Fast k-Nearest Neighbour Search via Dynamic Continuous Indexing
Proceedings of The 33rd International Conference on Machine Learning, PMLR 48:671-679, 2016.

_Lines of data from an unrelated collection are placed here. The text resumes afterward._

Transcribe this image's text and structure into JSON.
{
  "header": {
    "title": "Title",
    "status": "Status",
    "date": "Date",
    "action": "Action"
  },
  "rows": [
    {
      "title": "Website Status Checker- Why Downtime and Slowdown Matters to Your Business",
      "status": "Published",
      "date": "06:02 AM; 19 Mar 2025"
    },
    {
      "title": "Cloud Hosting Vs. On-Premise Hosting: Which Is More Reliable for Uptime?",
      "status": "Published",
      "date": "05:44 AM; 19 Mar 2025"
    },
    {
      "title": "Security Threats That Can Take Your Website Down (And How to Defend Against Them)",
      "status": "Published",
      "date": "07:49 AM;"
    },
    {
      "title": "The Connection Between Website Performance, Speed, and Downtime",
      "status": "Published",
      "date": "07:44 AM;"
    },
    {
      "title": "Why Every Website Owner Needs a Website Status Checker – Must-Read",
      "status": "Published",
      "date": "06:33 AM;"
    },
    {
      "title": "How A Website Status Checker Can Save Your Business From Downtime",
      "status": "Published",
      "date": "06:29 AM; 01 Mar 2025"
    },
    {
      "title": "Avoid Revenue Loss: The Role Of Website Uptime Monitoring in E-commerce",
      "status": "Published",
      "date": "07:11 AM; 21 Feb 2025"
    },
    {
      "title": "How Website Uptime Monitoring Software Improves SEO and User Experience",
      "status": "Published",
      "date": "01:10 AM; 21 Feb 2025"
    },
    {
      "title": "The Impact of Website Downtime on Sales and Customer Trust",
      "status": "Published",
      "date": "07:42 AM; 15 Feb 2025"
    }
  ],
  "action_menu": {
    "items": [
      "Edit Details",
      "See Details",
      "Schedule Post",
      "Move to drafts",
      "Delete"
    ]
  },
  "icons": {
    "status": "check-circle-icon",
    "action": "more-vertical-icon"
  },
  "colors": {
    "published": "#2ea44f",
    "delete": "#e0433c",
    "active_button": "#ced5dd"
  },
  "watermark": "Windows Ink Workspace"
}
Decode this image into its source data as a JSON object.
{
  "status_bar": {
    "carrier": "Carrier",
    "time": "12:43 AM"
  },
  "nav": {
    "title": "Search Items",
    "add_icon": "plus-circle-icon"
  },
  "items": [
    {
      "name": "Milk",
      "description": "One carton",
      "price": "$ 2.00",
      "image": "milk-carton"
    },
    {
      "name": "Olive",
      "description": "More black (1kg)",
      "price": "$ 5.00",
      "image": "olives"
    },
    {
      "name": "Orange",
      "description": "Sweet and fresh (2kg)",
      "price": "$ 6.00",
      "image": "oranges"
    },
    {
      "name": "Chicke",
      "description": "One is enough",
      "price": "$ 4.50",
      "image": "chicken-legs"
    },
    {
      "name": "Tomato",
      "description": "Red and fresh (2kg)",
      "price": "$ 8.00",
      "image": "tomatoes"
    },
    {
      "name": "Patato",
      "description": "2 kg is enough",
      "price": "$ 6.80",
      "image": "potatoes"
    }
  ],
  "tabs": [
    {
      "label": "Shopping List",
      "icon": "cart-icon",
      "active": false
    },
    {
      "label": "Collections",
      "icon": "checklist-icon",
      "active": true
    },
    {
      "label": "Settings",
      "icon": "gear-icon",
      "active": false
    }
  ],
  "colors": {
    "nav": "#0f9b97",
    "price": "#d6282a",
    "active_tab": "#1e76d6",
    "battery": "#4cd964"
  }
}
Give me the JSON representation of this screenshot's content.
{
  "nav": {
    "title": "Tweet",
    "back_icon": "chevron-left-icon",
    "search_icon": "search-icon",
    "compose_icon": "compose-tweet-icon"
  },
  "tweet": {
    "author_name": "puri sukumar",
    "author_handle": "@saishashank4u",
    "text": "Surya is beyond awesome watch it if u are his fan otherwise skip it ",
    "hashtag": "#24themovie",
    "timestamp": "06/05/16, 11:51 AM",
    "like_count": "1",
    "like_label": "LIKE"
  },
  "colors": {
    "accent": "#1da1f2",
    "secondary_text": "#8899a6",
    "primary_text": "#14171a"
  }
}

Existing methods for retrieving k-nearest neighbours suffer from the curse of dimensionality. We argue this is caused in part by inherent deficiencies of space partitioning, which is the underlying strategy used by most existing methods. We devise a new strategy that avoids partitioning the vector space and present a novel randomized algorithm that runs in time linear in dimensionality of the space and sub-linear in the intrinsic dimensionality and the size of the dataset and takes space constant in dimensionality of the space and linear in the size of the dataset. The proposed algorithm allows fine-grained control over accuracy and speed on a per-query basis, automatically adapts to variations in data density, supports dynamic updates to the dataset and is easy-to-implement. We show appealing theoretical properties and demonstrate empirically that the proposed algorithm outperforms locality-sensitivity hashing (LSH) in terms of approximation quality, speed and space efficiency.